## WORK INSTRUCTIONS
Go through the entries below and tally the lines holding "question"; please reply with the number only.

Items from an interface collection
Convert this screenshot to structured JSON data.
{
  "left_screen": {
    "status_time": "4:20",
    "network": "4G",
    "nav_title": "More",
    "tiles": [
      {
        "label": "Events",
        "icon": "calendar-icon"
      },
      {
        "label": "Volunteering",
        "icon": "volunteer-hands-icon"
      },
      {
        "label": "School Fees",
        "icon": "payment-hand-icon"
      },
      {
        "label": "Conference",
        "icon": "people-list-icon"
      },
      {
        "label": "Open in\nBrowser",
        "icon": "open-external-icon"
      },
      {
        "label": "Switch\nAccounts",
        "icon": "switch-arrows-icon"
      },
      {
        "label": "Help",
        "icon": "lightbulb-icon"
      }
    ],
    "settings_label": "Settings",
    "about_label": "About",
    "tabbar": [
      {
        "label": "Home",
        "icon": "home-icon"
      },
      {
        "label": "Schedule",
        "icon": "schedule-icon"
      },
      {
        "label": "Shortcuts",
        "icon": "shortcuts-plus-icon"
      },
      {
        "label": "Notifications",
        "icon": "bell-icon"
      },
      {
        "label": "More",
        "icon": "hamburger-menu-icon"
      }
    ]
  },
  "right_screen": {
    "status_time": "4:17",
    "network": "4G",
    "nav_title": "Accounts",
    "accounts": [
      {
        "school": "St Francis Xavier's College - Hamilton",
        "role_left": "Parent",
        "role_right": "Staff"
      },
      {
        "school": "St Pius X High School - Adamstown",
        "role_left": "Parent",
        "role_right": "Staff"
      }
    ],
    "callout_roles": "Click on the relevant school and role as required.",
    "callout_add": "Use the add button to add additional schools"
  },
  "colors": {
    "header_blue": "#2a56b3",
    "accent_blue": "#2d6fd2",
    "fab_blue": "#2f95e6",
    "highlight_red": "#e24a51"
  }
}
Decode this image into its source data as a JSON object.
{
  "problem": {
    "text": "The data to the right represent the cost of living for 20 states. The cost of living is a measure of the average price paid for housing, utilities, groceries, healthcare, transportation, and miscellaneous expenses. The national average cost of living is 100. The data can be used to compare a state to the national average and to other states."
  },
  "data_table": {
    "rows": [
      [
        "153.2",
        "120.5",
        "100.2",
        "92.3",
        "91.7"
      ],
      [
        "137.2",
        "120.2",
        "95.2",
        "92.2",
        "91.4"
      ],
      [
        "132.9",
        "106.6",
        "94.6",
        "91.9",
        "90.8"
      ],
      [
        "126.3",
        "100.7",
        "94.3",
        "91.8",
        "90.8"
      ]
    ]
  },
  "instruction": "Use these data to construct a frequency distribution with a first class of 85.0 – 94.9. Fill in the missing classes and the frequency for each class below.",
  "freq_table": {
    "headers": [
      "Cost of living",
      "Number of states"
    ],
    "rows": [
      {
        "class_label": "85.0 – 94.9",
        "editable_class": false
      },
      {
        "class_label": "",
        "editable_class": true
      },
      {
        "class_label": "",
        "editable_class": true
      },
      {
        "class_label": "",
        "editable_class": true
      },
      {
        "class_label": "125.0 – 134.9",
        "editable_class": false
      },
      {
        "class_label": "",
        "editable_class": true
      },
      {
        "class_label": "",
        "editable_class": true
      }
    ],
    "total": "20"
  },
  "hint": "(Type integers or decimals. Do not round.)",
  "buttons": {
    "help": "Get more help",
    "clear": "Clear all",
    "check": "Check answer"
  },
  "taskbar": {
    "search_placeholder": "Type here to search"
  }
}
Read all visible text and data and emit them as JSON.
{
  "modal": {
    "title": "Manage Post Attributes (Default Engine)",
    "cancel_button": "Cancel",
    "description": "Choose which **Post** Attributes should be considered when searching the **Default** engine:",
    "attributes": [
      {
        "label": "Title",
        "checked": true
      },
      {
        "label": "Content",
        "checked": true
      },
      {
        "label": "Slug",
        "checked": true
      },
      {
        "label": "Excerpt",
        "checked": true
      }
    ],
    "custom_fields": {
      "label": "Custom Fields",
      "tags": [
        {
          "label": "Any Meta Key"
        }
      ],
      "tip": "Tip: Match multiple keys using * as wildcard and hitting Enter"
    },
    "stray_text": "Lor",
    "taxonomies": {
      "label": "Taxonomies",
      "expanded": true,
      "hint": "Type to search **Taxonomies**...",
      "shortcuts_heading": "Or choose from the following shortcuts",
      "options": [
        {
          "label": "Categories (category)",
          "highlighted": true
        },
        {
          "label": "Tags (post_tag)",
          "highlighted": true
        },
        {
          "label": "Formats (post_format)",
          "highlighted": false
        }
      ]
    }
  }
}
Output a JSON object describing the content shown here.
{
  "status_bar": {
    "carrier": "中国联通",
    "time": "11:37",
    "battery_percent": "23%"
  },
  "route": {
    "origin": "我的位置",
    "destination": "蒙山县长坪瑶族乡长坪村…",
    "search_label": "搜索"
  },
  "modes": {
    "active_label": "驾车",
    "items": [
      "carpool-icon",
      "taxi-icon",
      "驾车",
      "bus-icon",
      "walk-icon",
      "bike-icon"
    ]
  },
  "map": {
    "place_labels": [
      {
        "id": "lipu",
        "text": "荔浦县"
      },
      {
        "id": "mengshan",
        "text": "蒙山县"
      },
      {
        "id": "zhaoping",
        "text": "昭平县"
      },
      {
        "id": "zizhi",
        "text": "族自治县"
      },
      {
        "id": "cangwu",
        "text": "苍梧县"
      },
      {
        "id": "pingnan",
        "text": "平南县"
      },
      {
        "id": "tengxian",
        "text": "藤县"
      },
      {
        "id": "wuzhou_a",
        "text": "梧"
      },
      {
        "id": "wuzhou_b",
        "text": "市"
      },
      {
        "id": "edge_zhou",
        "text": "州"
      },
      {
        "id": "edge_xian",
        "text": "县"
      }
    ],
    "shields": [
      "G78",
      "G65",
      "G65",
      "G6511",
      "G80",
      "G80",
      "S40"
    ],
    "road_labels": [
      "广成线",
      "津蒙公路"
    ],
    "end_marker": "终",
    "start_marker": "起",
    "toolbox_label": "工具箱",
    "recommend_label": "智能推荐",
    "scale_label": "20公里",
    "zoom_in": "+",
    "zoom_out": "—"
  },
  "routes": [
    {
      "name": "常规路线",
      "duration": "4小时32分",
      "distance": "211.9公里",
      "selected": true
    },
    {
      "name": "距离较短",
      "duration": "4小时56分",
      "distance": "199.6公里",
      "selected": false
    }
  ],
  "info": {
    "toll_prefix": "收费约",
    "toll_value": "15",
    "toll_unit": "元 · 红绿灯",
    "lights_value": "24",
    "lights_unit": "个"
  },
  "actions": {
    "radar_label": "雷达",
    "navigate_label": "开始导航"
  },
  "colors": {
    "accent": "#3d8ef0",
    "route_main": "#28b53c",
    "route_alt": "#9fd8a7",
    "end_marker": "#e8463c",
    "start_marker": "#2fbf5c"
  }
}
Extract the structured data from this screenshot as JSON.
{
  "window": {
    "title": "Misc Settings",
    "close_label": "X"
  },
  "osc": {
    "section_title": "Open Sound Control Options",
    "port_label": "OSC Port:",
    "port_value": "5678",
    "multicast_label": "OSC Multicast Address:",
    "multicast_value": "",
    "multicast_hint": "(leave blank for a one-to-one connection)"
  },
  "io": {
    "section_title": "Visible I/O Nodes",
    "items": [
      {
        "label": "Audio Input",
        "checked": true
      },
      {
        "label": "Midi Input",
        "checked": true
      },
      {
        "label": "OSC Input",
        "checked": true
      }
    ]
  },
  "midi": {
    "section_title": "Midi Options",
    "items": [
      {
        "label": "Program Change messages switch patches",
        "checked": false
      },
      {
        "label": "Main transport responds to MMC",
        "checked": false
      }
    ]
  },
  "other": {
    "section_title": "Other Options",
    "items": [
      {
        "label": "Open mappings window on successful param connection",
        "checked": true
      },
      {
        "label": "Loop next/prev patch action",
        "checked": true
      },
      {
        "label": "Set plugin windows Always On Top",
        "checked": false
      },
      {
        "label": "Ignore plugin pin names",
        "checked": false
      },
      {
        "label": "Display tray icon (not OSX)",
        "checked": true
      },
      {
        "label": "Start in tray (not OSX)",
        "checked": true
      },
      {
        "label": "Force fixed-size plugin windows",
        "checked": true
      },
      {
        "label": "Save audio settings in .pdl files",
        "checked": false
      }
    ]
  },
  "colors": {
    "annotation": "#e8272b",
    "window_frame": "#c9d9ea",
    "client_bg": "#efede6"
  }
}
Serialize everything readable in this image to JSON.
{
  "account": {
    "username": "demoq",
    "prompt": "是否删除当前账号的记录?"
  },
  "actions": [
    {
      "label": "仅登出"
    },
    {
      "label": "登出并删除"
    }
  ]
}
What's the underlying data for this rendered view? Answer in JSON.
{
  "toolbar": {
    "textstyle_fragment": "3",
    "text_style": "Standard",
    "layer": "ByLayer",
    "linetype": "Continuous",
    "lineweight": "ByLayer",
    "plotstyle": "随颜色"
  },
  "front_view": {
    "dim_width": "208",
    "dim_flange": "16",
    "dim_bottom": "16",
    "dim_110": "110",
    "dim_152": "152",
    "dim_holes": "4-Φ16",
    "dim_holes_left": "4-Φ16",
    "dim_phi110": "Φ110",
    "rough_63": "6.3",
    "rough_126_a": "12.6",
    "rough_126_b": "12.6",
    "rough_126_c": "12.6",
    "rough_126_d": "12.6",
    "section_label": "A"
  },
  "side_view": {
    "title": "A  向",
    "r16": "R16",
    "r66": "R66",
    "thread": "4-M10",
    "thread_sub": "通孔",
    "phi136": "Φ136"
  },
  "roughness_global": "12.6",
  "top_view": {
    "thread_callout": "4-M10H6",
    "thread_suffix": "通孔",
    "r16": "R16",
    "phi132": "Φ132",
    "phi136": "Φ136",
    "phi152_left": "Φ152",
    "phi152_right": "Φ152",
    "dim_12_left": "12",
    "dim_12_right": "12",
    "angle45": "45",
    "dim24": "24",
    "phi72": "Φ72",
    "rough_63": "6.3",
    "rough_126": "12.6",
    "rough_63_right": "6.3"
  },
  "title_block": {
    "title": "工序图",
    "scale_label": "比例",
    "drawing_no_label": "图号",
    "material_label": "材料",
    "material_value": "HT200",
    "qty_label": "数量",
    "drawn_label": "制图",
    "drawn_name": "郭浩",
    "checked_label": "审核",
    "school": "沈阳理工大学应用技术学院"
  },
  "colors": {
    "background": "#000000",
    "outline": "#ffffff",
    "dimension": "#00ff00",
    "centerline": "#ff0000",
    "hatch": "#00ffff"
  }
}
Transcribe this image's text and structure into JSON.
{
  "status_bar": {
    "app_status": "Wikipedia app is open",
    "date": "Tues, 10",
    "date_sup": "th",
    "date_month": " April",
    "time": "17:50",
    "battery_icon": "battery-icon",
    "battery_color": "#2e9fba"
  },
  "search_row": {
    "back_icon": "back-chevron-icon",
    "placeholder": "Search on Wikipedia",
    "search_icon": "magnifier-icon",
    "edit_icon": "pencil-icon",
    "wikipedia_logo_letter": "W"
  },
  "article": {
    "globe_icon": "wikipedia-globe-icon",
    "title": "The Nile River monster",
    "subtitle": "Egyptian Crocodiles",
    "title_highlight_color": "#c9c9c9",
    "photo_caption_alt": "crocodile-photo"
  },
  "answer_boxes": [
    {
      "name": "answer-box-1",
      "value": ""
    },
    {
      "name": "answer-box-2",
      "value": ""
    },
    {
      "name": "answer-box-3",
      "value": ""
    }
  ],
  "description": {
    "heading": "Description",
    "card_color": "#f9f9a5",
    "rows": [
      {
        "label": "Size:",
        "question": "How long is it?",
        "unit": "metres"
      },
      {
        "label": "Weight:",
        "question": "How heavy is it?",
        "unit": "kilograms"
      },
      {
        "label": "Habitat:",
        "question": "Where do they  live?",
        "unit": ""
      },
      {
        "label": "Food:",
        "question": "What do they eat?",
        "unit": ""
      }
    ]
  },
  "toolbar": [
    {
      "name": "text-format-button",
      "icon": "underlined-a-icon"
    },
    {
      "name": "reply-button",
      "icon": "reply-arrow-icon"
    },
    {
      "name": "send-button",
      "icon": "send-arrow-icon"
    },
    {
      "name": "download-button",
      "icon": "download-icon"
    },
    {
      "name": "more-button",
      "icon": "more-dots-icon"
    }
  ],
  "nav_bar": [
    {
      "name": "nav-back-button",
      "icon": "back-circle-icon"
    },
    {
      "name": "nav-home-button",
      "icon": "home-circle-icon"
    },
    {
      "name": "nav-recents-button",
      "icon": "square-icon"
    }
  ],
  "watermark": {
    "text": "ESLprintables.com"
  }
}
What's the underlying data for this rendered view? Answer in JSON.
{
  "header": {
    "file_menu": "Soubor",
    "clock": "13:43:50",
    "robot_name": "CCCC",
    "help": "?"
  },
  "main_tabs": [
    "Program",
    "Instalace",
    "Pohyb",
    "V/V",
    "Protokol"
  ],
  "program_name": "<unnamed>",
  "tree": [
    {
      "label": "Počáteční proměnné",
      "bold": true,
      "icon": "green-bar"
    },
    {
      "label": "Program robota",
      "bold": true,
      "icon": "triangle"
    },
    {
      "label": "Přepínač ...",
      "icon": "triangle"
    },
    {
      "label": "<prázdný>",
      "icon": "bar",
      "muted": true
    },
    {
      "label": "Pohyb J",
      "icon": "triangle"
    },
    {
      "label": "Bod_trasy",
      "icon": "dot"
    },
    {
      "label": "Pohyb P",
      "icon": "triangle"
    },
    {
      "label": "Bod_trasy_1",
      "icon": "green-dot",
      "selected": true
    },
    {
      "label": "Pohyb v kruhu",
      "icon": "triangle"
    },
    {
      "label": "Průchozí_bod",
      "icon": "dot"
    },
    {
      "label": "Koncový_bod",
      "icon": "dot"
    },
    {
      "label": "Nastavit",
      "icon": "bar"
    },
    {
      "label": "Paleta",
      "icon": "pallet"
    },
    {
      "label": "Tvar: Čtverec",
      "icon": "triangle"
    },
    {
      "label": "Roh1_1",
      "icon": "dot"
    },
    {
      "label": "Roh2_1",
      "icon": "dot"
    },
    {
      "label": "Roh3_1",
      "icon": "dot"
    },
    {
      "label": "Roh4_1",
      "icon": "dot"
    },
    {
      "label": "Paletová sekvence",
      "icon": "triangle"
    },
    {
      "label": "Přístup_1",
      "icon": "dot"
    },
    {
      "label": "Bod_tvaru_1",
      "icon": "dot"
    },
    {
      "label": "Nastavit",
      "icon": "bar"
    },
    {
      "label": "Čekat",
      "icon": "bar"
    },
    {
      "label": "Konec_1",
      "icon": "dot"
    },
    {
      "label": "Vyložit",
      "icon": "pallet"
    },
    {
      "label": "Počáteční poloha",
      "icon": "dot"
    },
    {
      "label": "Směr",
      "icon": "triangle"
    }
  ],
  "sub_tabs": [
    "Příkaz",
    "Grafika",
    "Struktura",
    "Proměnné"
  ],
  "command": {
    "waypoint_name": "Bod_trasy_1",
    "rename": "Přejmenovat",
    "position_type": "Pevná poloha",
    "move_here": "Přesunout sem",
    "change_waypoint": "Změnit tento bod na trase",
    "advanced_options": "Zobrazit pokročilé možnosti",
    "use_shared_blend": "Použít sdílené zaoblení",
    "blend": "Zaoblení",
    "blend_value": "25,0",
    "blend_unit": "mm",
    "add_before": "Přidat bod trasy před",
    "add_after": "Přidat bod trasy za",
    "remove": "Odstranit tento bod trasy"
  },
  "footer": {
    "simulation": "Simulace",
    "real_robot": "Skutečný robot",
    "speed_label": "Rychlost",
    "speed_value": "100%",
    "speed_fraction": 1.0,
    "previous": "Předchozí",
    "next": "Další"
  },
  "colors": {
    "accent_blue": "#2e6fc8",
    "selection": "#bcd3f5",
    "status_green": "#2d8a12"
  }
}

## ANSWER
4